The charismatic and sophisticated vampire of modern fiction was born in 1819 with the publication of The Vampyre by John Polidori; the story was highly successful and arguably the most influential vampire work of the early 19th century.
Bram Stoker's 1897 novel Dracula is remembered as the quintessential vampire novel and provided the basis of the modern vampire legend.
Blood was often seen seeping from the mouth and nose when one was seen in its shroud or coffin and its left eye was often open.
The causes of vampiric generation were many and varied in original folklore.
Early folk belief in vampires has sometimes been ascribed to the ignorance of the body's process of decomposition after death and how people in pre-industrial societies tried to rationalise this, creating the figure of the vampire to explain the mysteries of death.

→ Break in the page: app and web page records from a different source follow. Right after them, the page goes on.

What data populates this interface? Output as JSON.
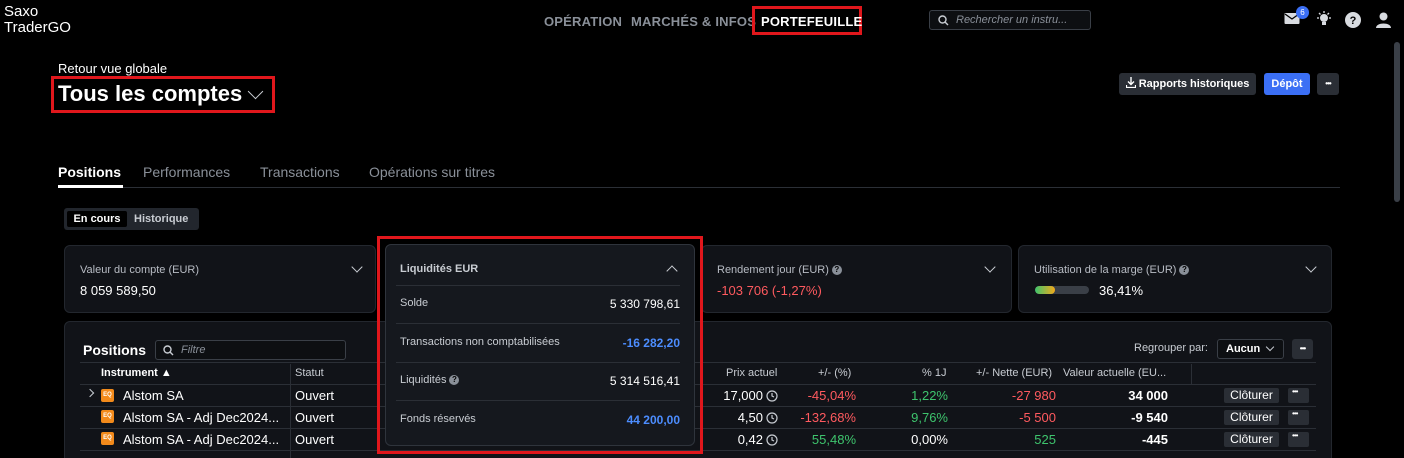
{
  "app": {
    "logo_line1": "Saxo",
    "logo_line2": "TraderGO"
  },
  "nav": {
    "operation": "OPÉRATION",
    "markets": "MARCHÉS & INFOS",
    "portfolio": "PORTEFEUILLE"
  },
  "search": {
    "placeholder": "Rechercher un instru..."
  },
  "header_icons": {
    "mail_badge": "6",
    "mail": "mail-icon",
    "bulb": "lightbulb-icon",
    "help": "help-icon",
    "user": "user-icon"
  },
  "account": {
    "back_link": "Retour vue globale",
    "title": "Tous les comptes"
  },
  "actions": {
    "reports": "Rapports historiques",
    "deposit": "Dépôt"
  },
  "tabs": [
    "Positions",
    "Performances",
    "Transactions",
    "Opérations sur titres"
  ],
  "toggle": {
    "current": "En cours",
    "history": "Historique"
  },
  "cards": {
    "account_value": {
      "label": "Valeur du compte (EUR)",
      "value": "8 059 589,50"
    },
    "liquidity": {
      "label": "Liquidités EUR",
      "rows": [
        {
          "label": "Solde",
          "value": "5 330 798,61"
        },
        {
          "label": "Transactions non comptabilisées",
          "value": "-16 282,20"
        },
        {
          "label": "Liquidités",
          "value": "5 314 516,41"
        },
        {
          "label": "Fonds réservés",
          "value": "44 200,00"
        }
      ]
    },
    "daily_return": {
      "label": "Rendement jour (EUR)",
      "value": "-103 706 (-1,27%)"
    },
    "margin": {
      "label": "Utilisation de la marge (EUR)",
      "value": "36,41%",
      "fill_fraction": 0.3641
    }
  },
  "positions": {
    "title": "Positions",
    "filter_placeholder": "Filtre",
    "group_label": "Regrouper par:",
    "group_value": "Aucun",
    "columns": {
      "instrument": "Instrument ▲",
      "status": "Statut",
      "price": "Prix actuel",
      "pct": "+/- (%)",
      "pct1j": "% 1J",
      "net": "+/- Nette (EUR)",
      "value": "Valeur actuelle (EU..."
    },
    "rows": [
      {
        "instrument": "Alstom SA",
        "status": "Ouvert",
        "price": "17,000",
        "pct": "-45,04%",
        "pct1j": "1,22%",
        "net": "-27 980",
        "value": "34 000",
        "close": "Clôturer"
      },
      {
        "instrument": "Alstom SA - Adj Dec2024...",
        "status": "Ouvert",
        "price": "4,50",
        "pct": "-132,68%",
        "pct1j": "9,76%",
        "net": "-5 500",
        "value": "-9 540",
        "close": "Clôturer"
      },
      {
        "instrument": "Alstom SA - Adj Dec2024...",
        "status": "Ouvert",
        "price": "0,42",
        "pct": "55,48%",
        "pct1j": "0,00%",
        "net": "525",
        "value": "-445",
        "close": "Clôturer"
      }
    ]
  },
  "colors": {
    "accent": "#3b6ff5",
    "negative": "#ff5a5f",
    "positive": "#3ec46d",
    "highlight": "#e0171c"
  }
}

Porphyria was also linked with legends of vampirism in 1985 and received much media exposure, but has since been largely discredited.
Belief in such legends became so pervasive that in some areas it caused mass hysteria and even public executions of people believed to be vampires.
Although not traditionally regarded as an apotropaic, mirrors have been used to ward off vampires when placed, facing outwards, on a door (in some cultures, vampires do not have a reflection and sometimes do not cast a shadow, perhaps as a manifestation of the vampire's lack of a soul).
This attribute is not universal (the Greek vrykolakas/tympanios was capable of both reflection and shadow), but was used by Bram Stoker in Dracula and has remained popular with subsequent authors and filmmakers.
The lugat cannot be seen, he can only be killed by the dhampir, who himself is usually the son of a lugat. One method of finding a vampire's grave involved leading a virgin boy through a graveyard or church grounds on a virgin stallion—the horse would supposedly balk at the grave in question.
In different regions, animals can be revenants as lugats; also, living people during their sleep. Evidence that a vampire was active in a given locality included death of cattle, sheep, relatives or neighbours.